The interface itself is surprisingly calming. You’re immediately drawn to the farthest corners of the Earth. Rolling over Iceland brings up some Spice Girls and some local talk radio. Visiting Tehran calls a swirl of disco out of the ambient hisses and pops that Radio.Garden adds to the experience. It’s a beautiful reminder that wherever you go you can probably hear Eric Clapton or Jamiroquai clamoring out of a tinny speaker in some back-alley cafe or a dark taxi.

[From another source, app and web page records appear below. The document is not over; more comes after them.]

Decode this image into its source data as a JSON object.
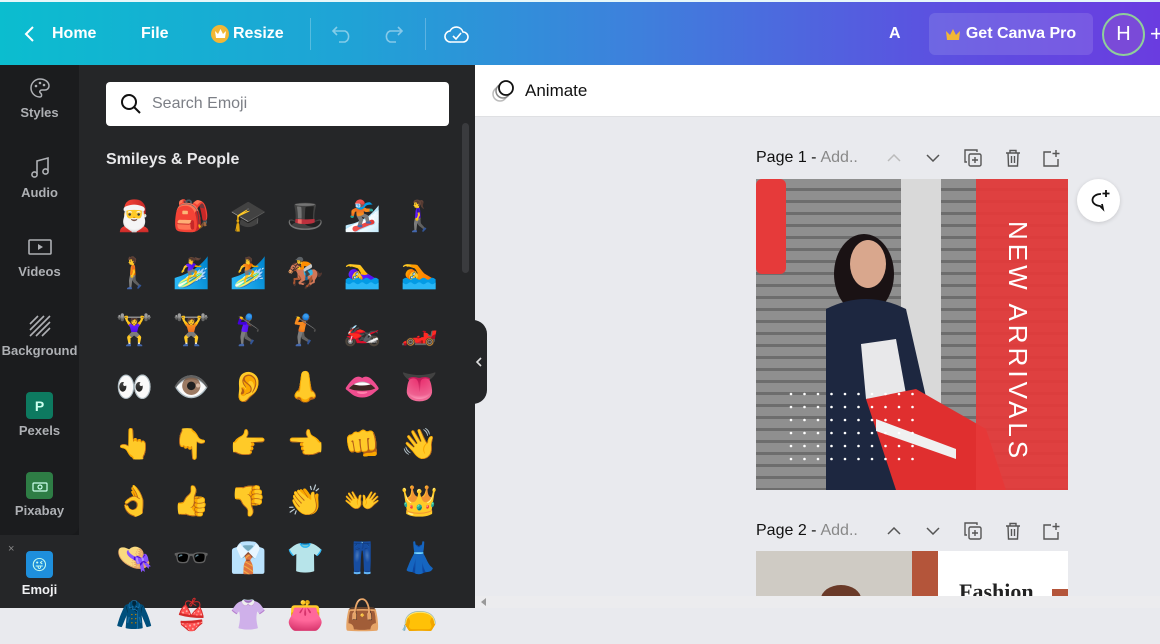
{
  "topbar": {
    "home_label": "Home",
    "file_label": "File",
    "resize_label": "Resize",
    "account_initial": "A",
    "pro_label": "Get Canva Pro",
    "avatar_initial": "H"
  },
  "rail": {
    "items": [
      {
        "label": "Styles",
        "icon": "palette-icon"
      },
      {
        "label": "Audio",
        "icon": "music-note-icon"
      },
      {
        "label": "Videos",
        "icon": "video-icon"
      },
      {
        "label": "Background",
        "icon": "background-pattern-icon"
      },
      {
        "label": "Pexels",
        "icon": "pexels-icon"
      },
      {
        "label": "Pixabay",
        "icon": "pixabay-icon"
      },
      {
        "label": "Emoji",
        "icon": "emoji-icon"
      }
    ],
    "close_glyph": "×"
  },
  "panel": {
    "search_placeholder": "Search Emoji",
    "section_title": "Smileys & People",
    "emojis": [
      "🎅",
      "🎒",
      "🎓",
      "🎩",
      "🏂",
      "🚶‍♀️",
      "🚶",
      "🏄‍♀️",
      "🏄",
      "🏇",
      "🏊‍♀️",
      "🏊",
      "🏋️‍♀️",
      "🏋️",
      "🏌️‍♀️",
      "🏌️",
      "🏍️",
      "🏎️",
      "👀",
      "👁️",
      "👂",
      "👃",
      "👄",
      "👅",
      "👆",
      "👇",
      "👉",
      "👈",
      "👊",
      "👋",
      "👌",
      "👍",
      "👎",
      "👏",
      "👐",
      "👑",
      "👒",
      "🕶️",
      "👔",
      "👕",
      "👖",
      "👗",
      "🧥",
      "👙",
      "👚",
      "👛",
      "👜",
      "👝"
    ]
  },
  "canvas": {
    "animate_label": "Animate",
    "pages": [
      {
        "title": "Page 1 -",
        "add_placeholder": "Add..",
        "design_text": "NEW ARRIVALS"
      },
      {
        "title": "Page 2 -",
        "add_placeholder": "Add..",
        "design_text": "Fashion"
      }
    ]
  },
  "colors": {
    "design_red": "#e63a3a",
    "design_rust": "#b4553a",
    "panel_bg": "#252628"
  }
}
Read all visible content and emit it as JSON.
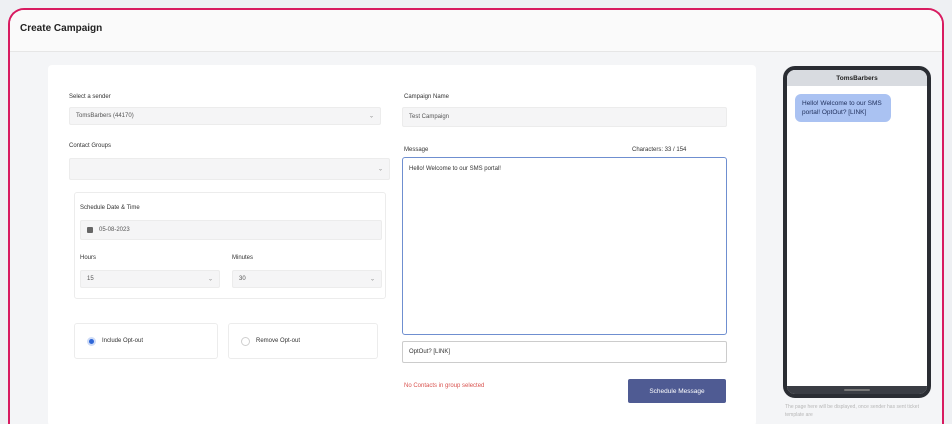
{
  "page": {
    "title": "Create Campaign"
  },
  "form": {
    "sender": {
      "label": "Select a sender",
      "value": "TomsBarbers (44170)"
    },
    "contact_groups": {
      "label": "Contact Groups",
      "value": ""
    },
    "schedule": {
      "label": "Schedule Date & Time",
      "date": "05-08-2023",
      "hours_label": "Hours",
      "hours_value": "15",
      "minutes_label": "Minutes",
      "minutes_value": "30"
    },
    "opt_out": {
      "include_label": "Include Opt-out",
      "remove_label": "Remove Opt-out",
      "selected": "include"
    },
    "campaign_name": {
      "label": "Campaign Name",
      "value": "Test Campaign"
    },
    "message": {
      "label": "Message",
      "characters": "Characters: 33 / 154",
      "value": "Hello! Welcome to our SMS portal!",
      "opt_out_text": "OptOut? [LINK]"
    },
    "error": "No Contacts in group selected",
    "submit_label": "Schedule Message"
  },
  "preview": {
    "sender_name": "TomsBarbers",
    "message": "Hello! Welcome to our SMS portal! OptOut? [LINK]",
    "note": "The page here will be displayed, once sender has sent ticket template are"
  }
}
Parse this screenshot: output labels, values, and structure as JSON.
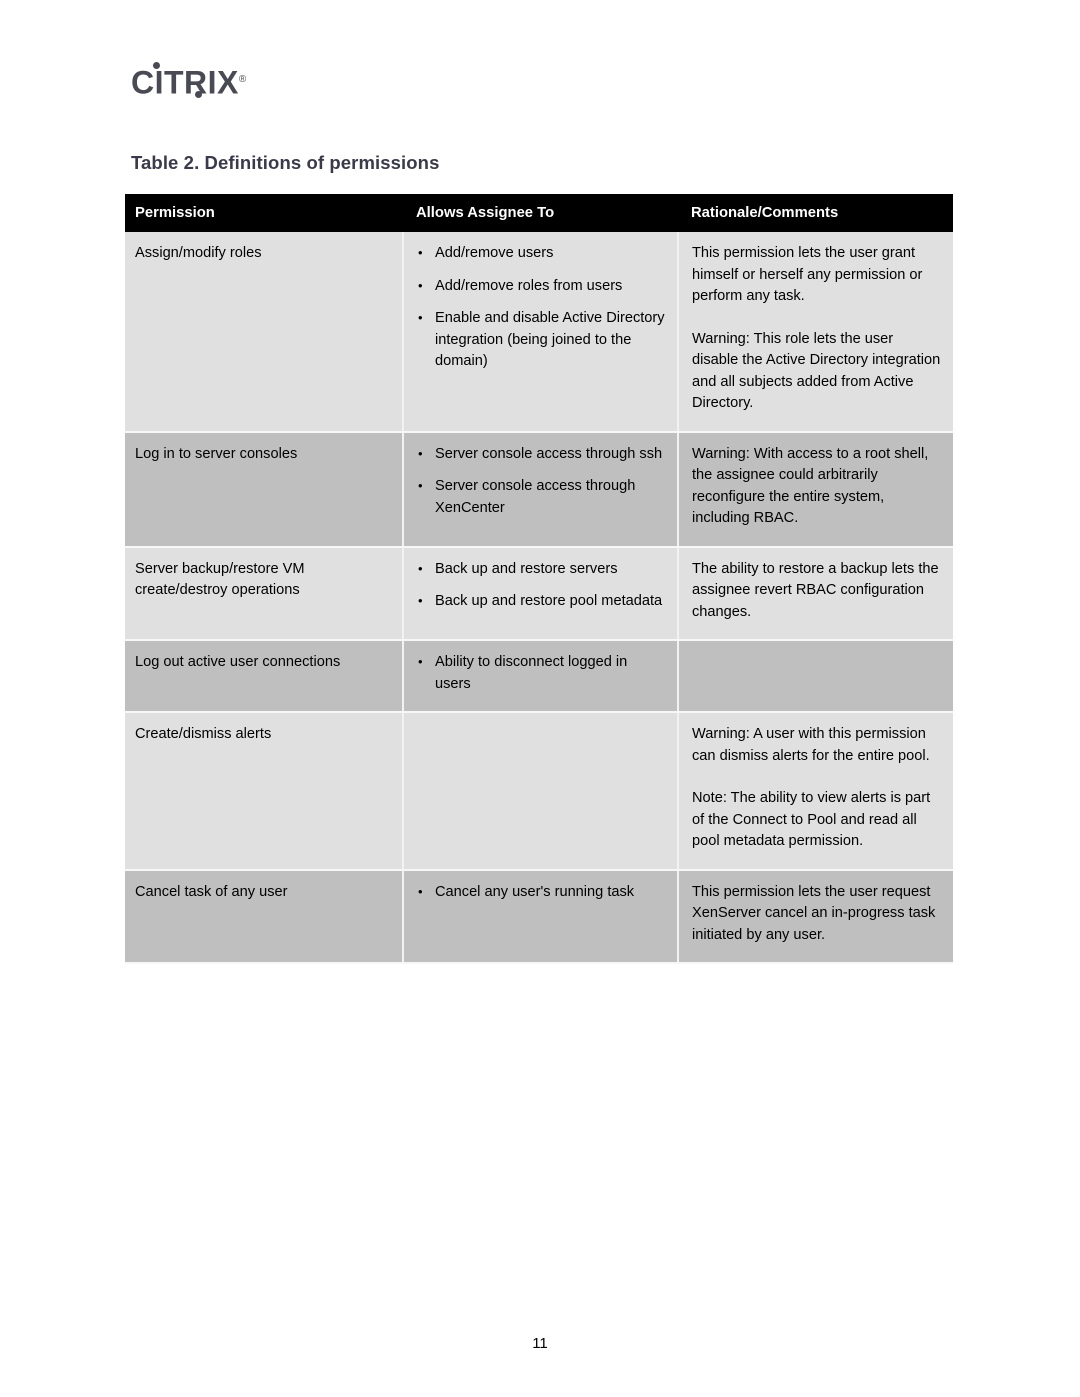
{
  "brand": {
    "logo_text": "CITRIX",
    "logo_registered": "®",
    "logo_color": "#4a4a55"
  },
  "caption": {
    "text": "Table 2. Definitions of permissions",
    "color": "#3a3a4a"
  },
  "table": {
    "header_bg": "#000000",
    "header_fg": "#ffffff",
    "row_light_bg": "#e0e0e0",
    "row_dark_bg": "#bfbfbf",
    "columns": [
      "Permission",
      "Allows Assignee To",
      "Rationale/Comments"
    ],
    "rows": [
      {
        "shade": "light",
        "permission": "Assign/modify roles",
        "allows": [
          "Add/remove users",
          "Add/remove roles from users",
          "Enable and disable Active Directory integration (being joined to the domain)"
        ],
        "rationale": [
          "This permission lets the user grant himself or herself any permission or perform any task.",
          "Warning: This role lets the user disable the Active Directory integration and all subjects added from Active Directory."
        ]
      },
      {
        "shade": "dark",
        "permission": "Log in to server consoles",
        "allows": [
          "Server console access through ssh",
          "Server console access through XenCenter"
        ],
        "rationale": [
          "Warning: With access to a root shell, the assignee could arbitrarily reconfigure the entire system, including RBAC."
        ]
      },
      {
        "shade": "light",
        "permission": "Server backup/restore VM create/destroy operations",
        "allows": [
          "Back up and restore servers",
          "Back up and restore pool metadata"
        ],
        "rationale": [
          "The ability to restore a backup lets the assignee revert RBAC configuration changes."
        ]
      },
      {
        "shade": "dark",
        "permission": "Log out active user connections",
        "allows": [
          "Ability to disconnect logged in users"
        ],
        "rationale": []
      },
      {
        "shade": "light",
        "permission": "Create/dismiss alerts",
        "allows": [],
        "rationale": [
          "Warning: A user with this permission can dismiss alerts for the entire pool.",
          "Note: The ability to view alerts is part of the Connect to Pool and read all pool metadata permission."
        ]
      },
      {
        "shade": "dark",
        "permission": "Cancel task of any user",
        "allows": [
          "Cancel any user's running task"
        ],
        "rationale": [
          "This permission lets the user request XenServer cancel an in-progress task initiated by any user."
        ]
      }
    ]
  },
  "footer": {
    "page_number": "11"
  }
}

“By bringing distant voices close, radio connects people and places,” writes Föllmer. “Radio Garden allows listeners to explore processes of broadcasting and hearing identities across the entire globe. From its very beginning, radio signals have crossed borders. Radio makers and listeners have imagined both connecting with distant cultures, as well as re-connecting with people from ‘home’ from thousands of miles away — or using local community radio to make and enrich new homes.”
He’s absolutely right. Radio has been given short shrift in this era of always on information. It’s a medium from another era, truncated in about 2000 by consolidation and the bubble gumming of the airwaves. But we’re reminded by this beautiful project that there is nothing more magical than picking up a tinny FM station on a long drive between two distant spots and living, for a moment, behind the windows and walls of a far off farmhouse silhouetted by the moon and full of light and sound and life.